In our nonstop, frenzied world of bright lights and blaring sirens, the cool shadows and subtle romance of Chandeen’s Echoes come as a very welcome respite. Unfolding at its own deliberate, introspective pace, Echoes weaves a gorgeous tapestry of heavenly female voices and hypnotic keyboards, moody cello and rhythmic acoustic guitar.

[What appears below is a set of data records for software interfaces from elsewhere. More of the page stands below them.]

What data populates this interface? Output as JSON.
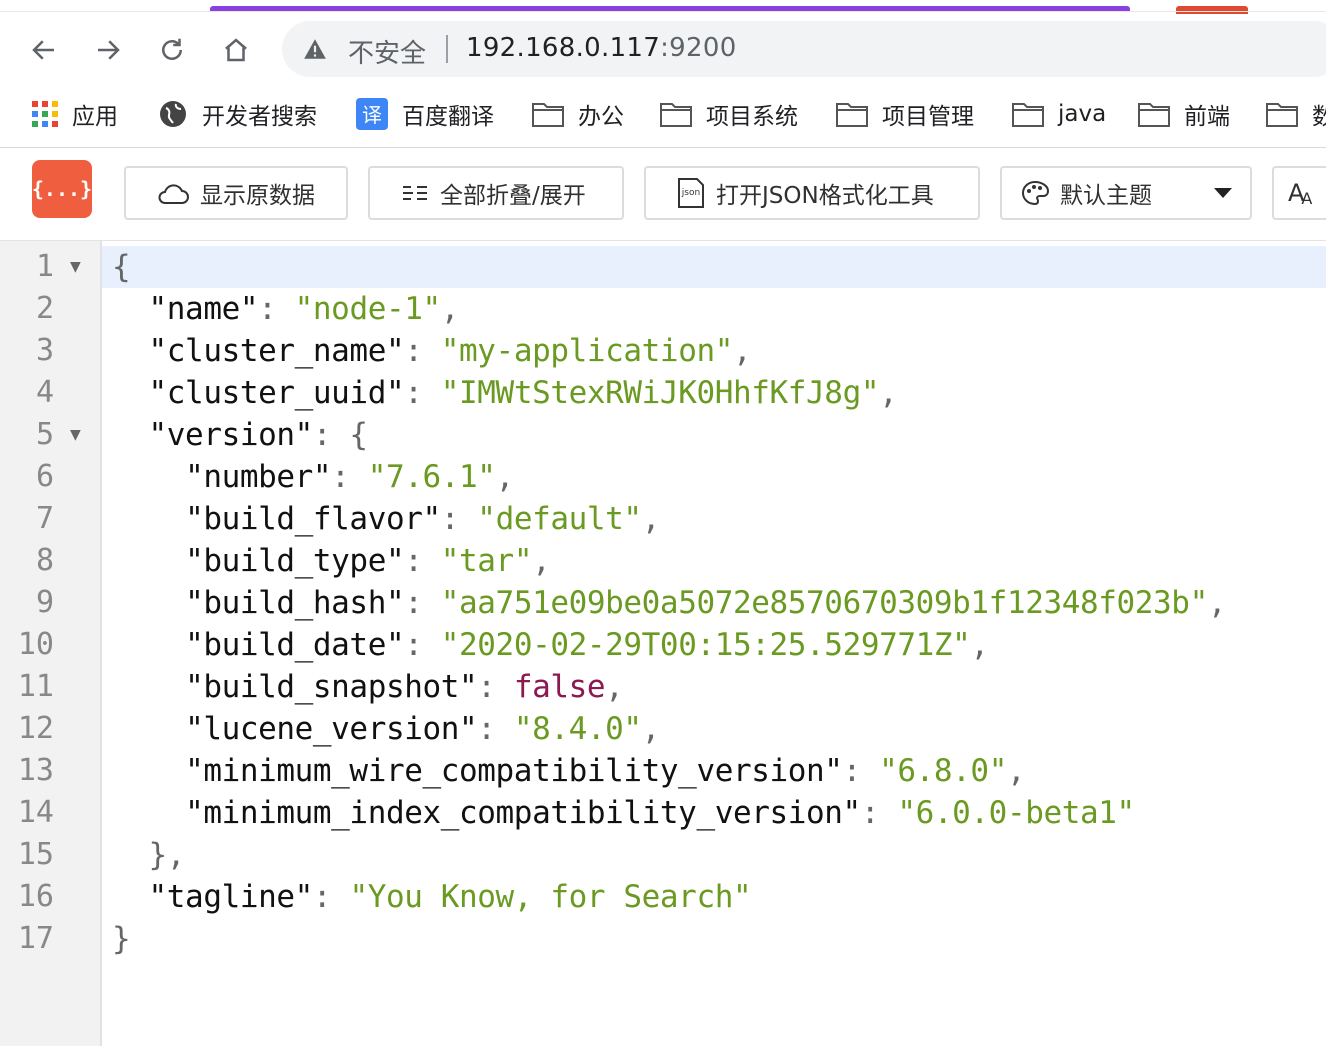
{
  "browser": {
    "insecure_label": "不安全",
    "url_host": "192.168.0.117",
    "url_port": ":9200"
  },
  "bookmarks": [
    {
      "label": "应用",
      "icon": "apps-grid-icon"
    },
    {
      "label": "开发者搜索",
      "icon": "globe-icon"
    },
    {
      "label": "百度翻译",
      "icon": "translate-icon"
    },
    {
      "label": "办公",
      "icon": "folder-icon"
    },
    {
      "label": "项目系统",
      "icon": "folder-icon"
    },
    {
      "label": "项目管理",
      "icon": "folder-icon"
    },
    {
      "label": "java",
      "icon": "folder-icon"
    },
    {
      "label": "前端",
      "icon": "folder-icon"
    },
    {
      "label": "数",
      "icon": "folder-icon"
    }
  ],
  "toolbar": {
    "logo_text": "{...}",
    "raw_label": "显示原数据",
    "fold_label": "全部折叠/展开",
    "open_tool_label": "打开JSON格式化工具",
    "theme_label": "默认主题",
    "font_label": "A"
  },
  "code": {
    "lines": [
      {
        "n": "1",
        "fold": true
      },
      {
        "n": "2"
      },
      {
        "n": "3"
      },
      {
        "n": "4"
      },
      {
        "n": "5",
        "fold": true
      },
      {
        "n": "6"
      },
      {
        "n": "7"
      },
      {
        "n": "8"
      },
      {
        "n": "9"
      },
      {
        "n": "10"
      },
      {
        "n": "11"
      },
      {
        "n": "12"
      },
      {
        "n": "13"
      },
      {
        "n": "14"
      },
      {
        "n": "15"
      },
      {
        "n": "16"
      },
      {
        "n": "17"
      }
    ],
    "json": {
      "name": "node-1",
      "cluster_name": "my-application",
      "cluster_uuid": "IMWtStexRWiJK0HhfKfJ8g",
      "version": {
        "number": "7.6.1",
        "build_flavor": "default",
        "build_type": "tar",
        "build_hash": "aa751e09be0a5072e8570670309b1f12348f023b",
        "build_date": "2020-02-29T00:15:25.529771Z",
        "build_snapshot": "false",
        "lucene_version": "8.4.0",
        "minimum_wire_compatibility_version": "6.8.0",
        "minimum_index_compatibility_version": "6.0.0-beta1"
      },
      "tagline": "You Know, for Search"
    }
  },
  "colors": {
    "string": "#6b9a22",
    "boolean": "#8c1a50",
    "key": "#111111",
    "logo": "#ef5e3e",
    "tab_accent": "#8a3fe0"
  }
}
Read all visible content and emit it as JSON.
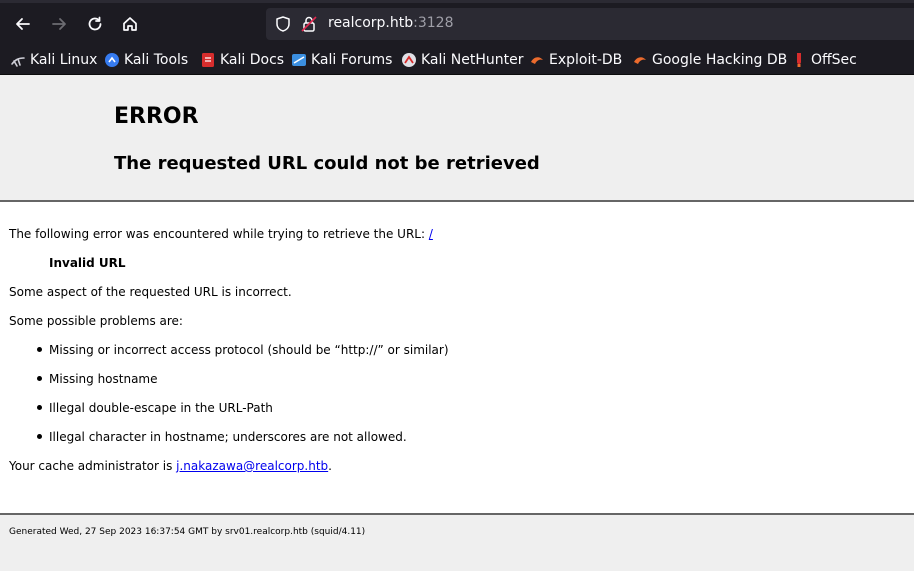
{
  "browser": {
    "url_host": "realcorp.htb",
    "url_port": ":3128"
  },
  "bookmarks": [
    {
      "label": "Kali Linux",
      "icon": "kali-dragon-icon"
    },
    {
      "label": "Kali Tools",
      "icon": "kali-tools-icon"
    },
    {
      "label": "Kali Docs",
      "icon": "kali-docs-icon"
    },
    {
      "label": "Kali Forums",
      "icon": "kali-forums-icon"
    },
    {
      "label": "Kali NetHunter",
      "icon": "nethunter-icon"
    },
    {
      "label": "Exploit-DB",
      "icon": "exploit-db-icon"
    },
    {
      "label": "Google Hacking DB",
      "icon": "ghdb-icon"
    },
    {
      "label": "OffSec",
      "icon": "offsec-icon"
    }
  ],
  "error": {
    "title": "ERROR",
    "subtitle": "The requested URL could not be retrieved",
    "intro": "The following error was encountered while trying to retrieve the URL: ",
    "url_link": "/",
    "error_name": "Invalid URL",
    "description": "Some aspect of the requested URL is incorrect.",
    "problems_heading": "Some possible problems are:",
    "problems": [
      "Missing or incorrect access protocol (should be “http://” or similar)",
      "Missing hostname",
      "Illegal double-escape in the URL-Path",
      "Illegal character in hostname; underscores are not allowed."
    ],
    "admin_prefix": "Your cache administrator is ",
    "admin_email": "j.nakazawa@realcorp.htb",
    "admin_suffix": "."
  },
  "footer": {
    "generated": "Generated Wed, 27 Sep 2023 16:37:54 GMT by srv01.realcorp.htb (squid/4.11)"
  }
}
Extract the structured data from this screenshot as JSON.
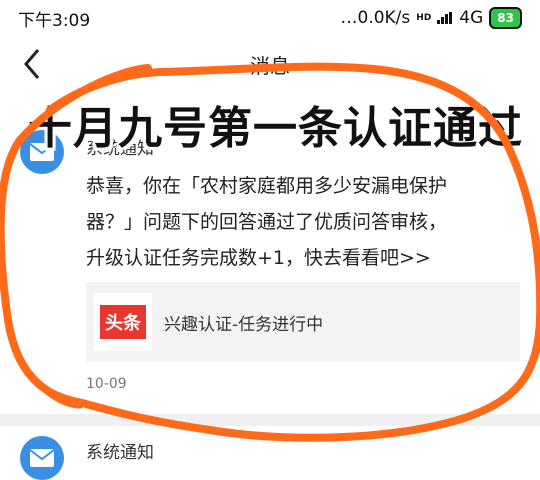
{
  "status": {
    "time": "下午3:09",
    "speed": "…0.0K/s",
    "network": "4G",
    "hd": "HD",
    "battery": "83"
  },
  "nav": {
    "title": "消息"
  },
  "overlay": {
    "caption": "十月九号第一条认证通过"
  },
  "messages": [
    {
      "sender": "系统通知",
      "lines": [
        "恭喜，你在「农村家庭都用多少安漏电保护",
        "器？」问题下的回答通过了优质问答审核，",
        "升级认证任务完成数+1，快去看看吧>>"
      ],
      "card": {
        "logo": "头条",
        "text": "兴趣认证-任务进行中"
      },
      "date": "10-09"
    },
    {
      "sender": "系统通知"
    }
  ],
  "colors": {
    "accent": "#3b8fe3",
    "scribble": "#ff6a1a",
    "logo": "#e8372e",
    "battery": "#2fc44a"
  }
}
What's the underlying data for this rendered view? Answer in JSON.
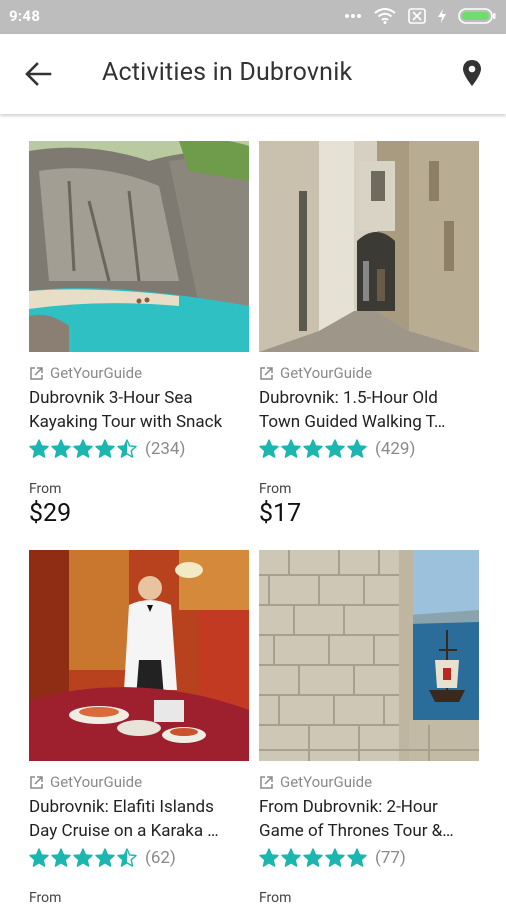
{
  "status_bar": {
    "time": "9:48"
  },
  "app_bar": {
    "title": "Activities in Dubrovnik"
  },
  "colors": {
    "star": "#1bb6b0",
    "status_bar": "#bdbdbd"
  },
  "cards": [
    {
      "source": "GetYourGuide",
      "title_line1": "Dubrovnik 3-Hour Sea",
      "title_line2": "Kayaking Tour with Snack",
      "rating": 4.5,
      "reviews": "(234)",
      "from_label": "From",
      "price": "$29",
      "image": "cliff and turquoise sea cove"
    },
    {
      "source": "GetYourGuide",
      "title_line1": "Dubrovnik: 1.5-Hour Old",
      "title_line2": "Town Guided Walking T…",
      "rating": 5,
      "reviews": "(429)",
      "from_label": "From",
      "price": "$17",
      "image": "narrow stone alley"
    },
    {
      "source": "GetYourGuide",
      "title_line1": "Dubrovnik: Elafiti Islands",
      "title_line2": "Day Cruise on a Karaka …",
      "rating": 4.5,
      "reviews": "(62)",
      "from_label": "From",
      "price": "",
      "image": "waiter with buffet in red restaurant"
    },
    {
      "source": "GetYourGuide",
      "title_line1": "From Dubrovnik: 2-Hour",
      "title_line2": "Game of Thrones Tour &…",
      "rating": 5,
      "reviews": "(77)",
      "from_label": "From",
      "price": "",
      "image": "stone wall with sea and ship"
    }
  ]
}
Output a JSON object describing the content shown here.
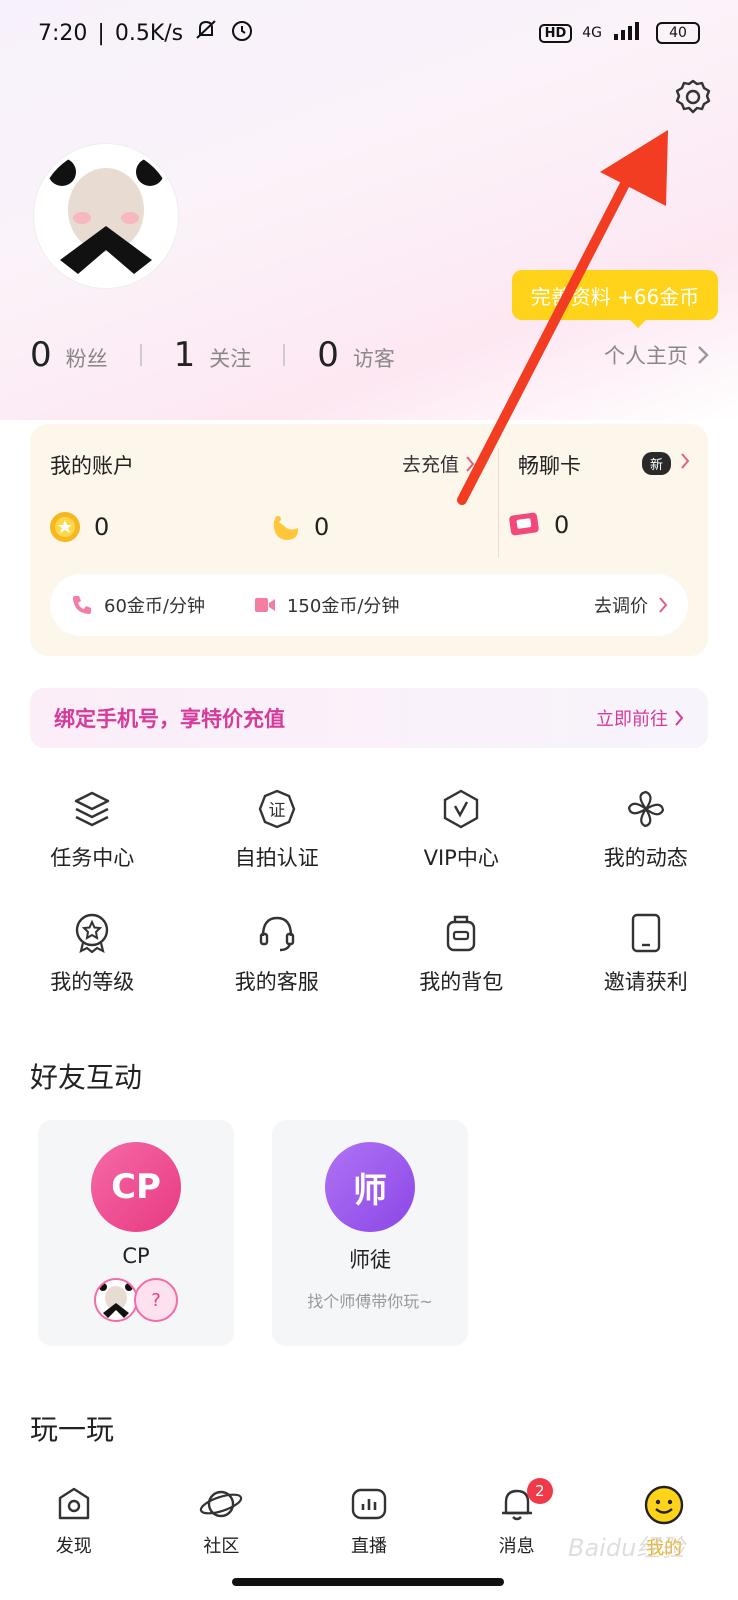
{
  "status_bar": {
    "time": "7:20",
    "speed": "0.5K/s",
    "network": "4G",
    "hd": "HD",
    "battery": "40"
  },
  "profile": {
    "complete_tip": "完善资料 +66金币",
    "stats": [
      {
        "num": "0",
        "label": "粉丝"
      },
      {
        "num": "1",
        "label": "关注"
      },
      {
        "num": "0",
        "label": "访客"
      }
    ],
    "home_link": "个人主页"
  },
  "account": {
    "title": "我的账户",
    "recharge": "去充值",
    "chat_card": "畅聊卡",
    "new_badge": "新",
    "coin_value": "0",
    "bean_value": "0",
    "card_value": "0",
    "voice_price": "60金币/分钟",
    "video_price": "150金币/分钟",
    "adjust_price": "去调价"
  },
  "bind_banner": {
    "text": "绑定手机号，享特价充值",
    "action": "立即前往"
  },
  "features": [
    {
      "label": "任务中心",
      "icon": "layers-icon"
    },
    {
      "label": "自拍认证",
      "icon": "certificate-icon"
    },
    {
      "label": "VIP中心",
      "icon": "vip-icon"
    },
    {
      "label": "我的动态",
      "icon": "pinwheel-icon"
    },
    {
      "label": "我的等级",
      "icon": "medal-icon"
    },
    {
      "label": "我的客服",
      "icon": "headset-icon"
    },
    {
      "label": "我的背包",
      "icon": "backpack-icon"
    },
    {
      "label": "邀请获利",
      "icon": "tablet-icon"
    }
  ],
  "friends": {
    "title": "好友互动",
    "cp_badge": "CP",
    "cp_name": "CP",
    "cp_unknown": "?",
    "mentor_badge": "师",
    "mentor_name": "师徒",
    "mentor_sub": "找个师傅带你玩~"
  },
  "play_title": "玩一玩",
  "bottom_nav": [
    {
      "label": "发现",
      "icon": "discover-icon"
    },
    {
      "label": "社区",
      "icon": "planet-icon"
    },
    {
      "label": "直播",
      "icon": "live-icon"
    },
    {
      "label": "消息",
      "icon": "bell-icon",
      "badge": "2"
    },
    {
      "label": "我的",
      "icon": "smiley-icon"
    }
  ],
  "watermark": "Baidu经验",
  "colors": {
    "accent_yellow": "#ffd31a",
    "pink": "#d63a9a",
    "cp_pink": "#e83a81",
    "mentor_purple": "#8b47e6",
    "arrow_red": "#f23d22"
  }
}
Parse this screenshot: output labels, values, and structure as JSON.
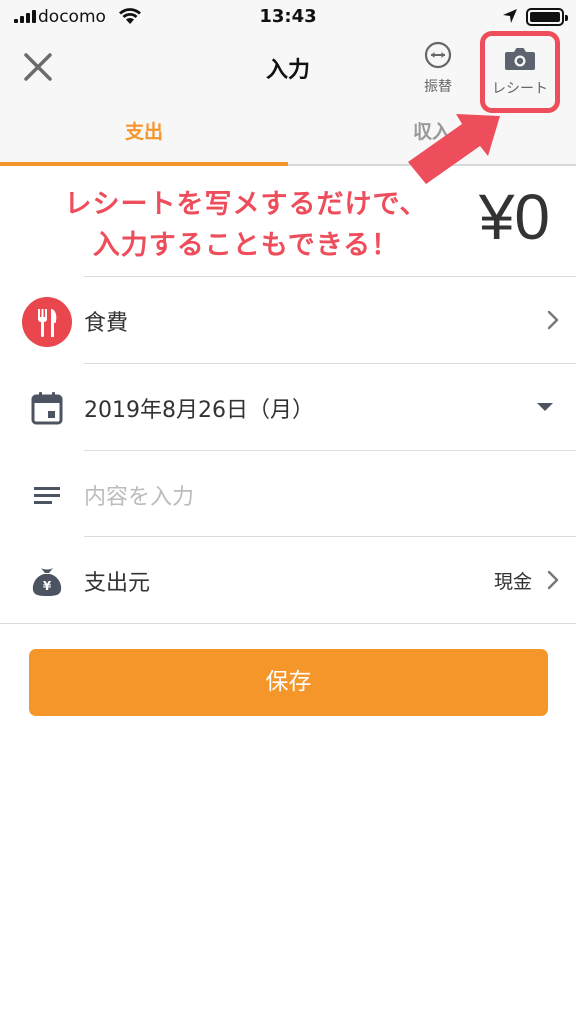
{
  "status_bar": {
    "carrier": "docomo",
    "time": "13:43"
  },
  "navbar": {
    "title": "入力",
    "transfer_label": "振替",
    "receipt_label": "レシート"
  },
  "tabs": {
    "expense": "支出",
    "income": "収入"
  },
  "annotation": {
    "line1": "レシートを写メするだけで、",
    "line2": "入力することもできる！"
  },
  "amount": "¥0",
  "form": {
    "category": "食費",
    "date": "2019年8月26日（月）",
    "memo_placeholder": "内容を入力",
    "source_label": "支出元",
    "source_value": "現金"
  },
  "save_label": "保存",
  "colors": {
    "accent": "#f5962a",
    "highlight_red": "#ee4d5b",
    "category_icon_bg": "#e9474d"
  },
  "icons": [
    "signal-icon",
    "wifi-icon",
    "location-icon",
    "battery-icon",
    "close-icon",
    "transfer-icon",
    "camera-icon",
    "fork-knife-icon",
    "calendar-icon",
    "memo-lines-icon",
    "money-bag-icon",
    "chevron-right-icon",
    "caret-down-icon"
  ]
}
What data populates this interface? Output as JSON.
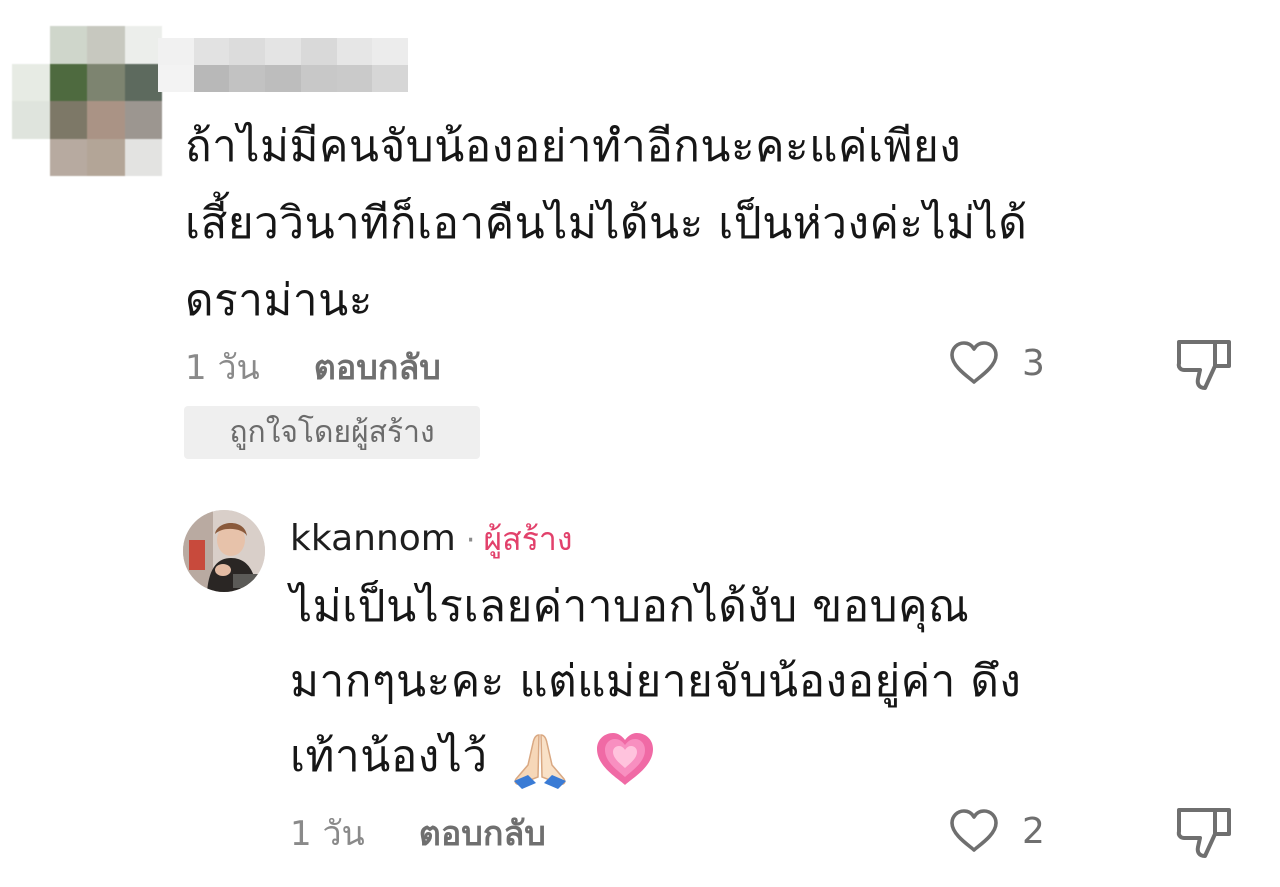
{
  "comment": {
    "lines": [
      "ถ้าไม่มีคนจับน้องอย่าทำอีกนะคะแค่เพียง",
      "เสี้ยววินาทีก็เอาคืนไม่ได้นะ เป็นห่วงค่ะไม่ได้",
      "ดราม่านะ"
    ],
    "time": "1 วัน",
    "reply_label": "ตอบกลับ",
    "like_count": "3",
    "creator_liked_label": "ถูกใจโดยผู้สร้าง"
  },
  "reply": {
    "username": "kkannom",
    "separator": "·",
    "creator_tag": "ผู้สร้าง",
    "lines": [
      "ไม่เป็นไรเลยค่าาบอกได้งับ ขอบคุณ",
      "มากๆนะคะ แต่แม่ยายจับน้องอยู่ค่า ดึง",
      "เท้าน้องไว้"
    ],
    "emojis": [
      "praying-hands",
      "growing-heart"
    ],
    "time": "1 วัน",
    "reply_label": "ตอบกลับ",
    "like_count": "2"
  },
  "colors": {
    "creator_accent": "#e2416b",
    "meta_gray": "#8a8a8a",
    "badge_bg": "#efefef"
  },
  "icons": {
    "like": "heart-outline-icon",
    "dislike": "thumbs-down-icon"
  }
}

Most of the songs on Echoes deal in mystery and magic, lost loves and waking dreams. One of my favorites is “Impressions — La Fruite de la Lune”, which brings the twilight vision described in Oscar Wilde’s lyrics to dusky, jasmine-perfumed life. A meditative acoustic guitar begins the track, soon set into soaring flight by Antje Schulz’s lovely, fragile, innocent voice, floating lost and lonely above the desolate landscape painted by Harald Lowy’s dark synth textures. By the end, the guitar’s hypnotic rhythm has almost lulled you to sleep as the shimmering synths sparkle like stars and the strings swell around you, perfectly evoking the humbling immensity of the night sky. Another standout track is “A Dream,” whose synth drones and entrancing female voice fill your senses, surrounding you with liquid warmth as you float into the pleasant dislocation of William Blake’s intoxicating dream-lyrics.
All in all, Chandeen’s Echoes is another fine album from one of the founders of European ethereal/heavenly voices music. The only real complaint I have is that it’s rather short — just 39 minutes of shadowed romantic bliss.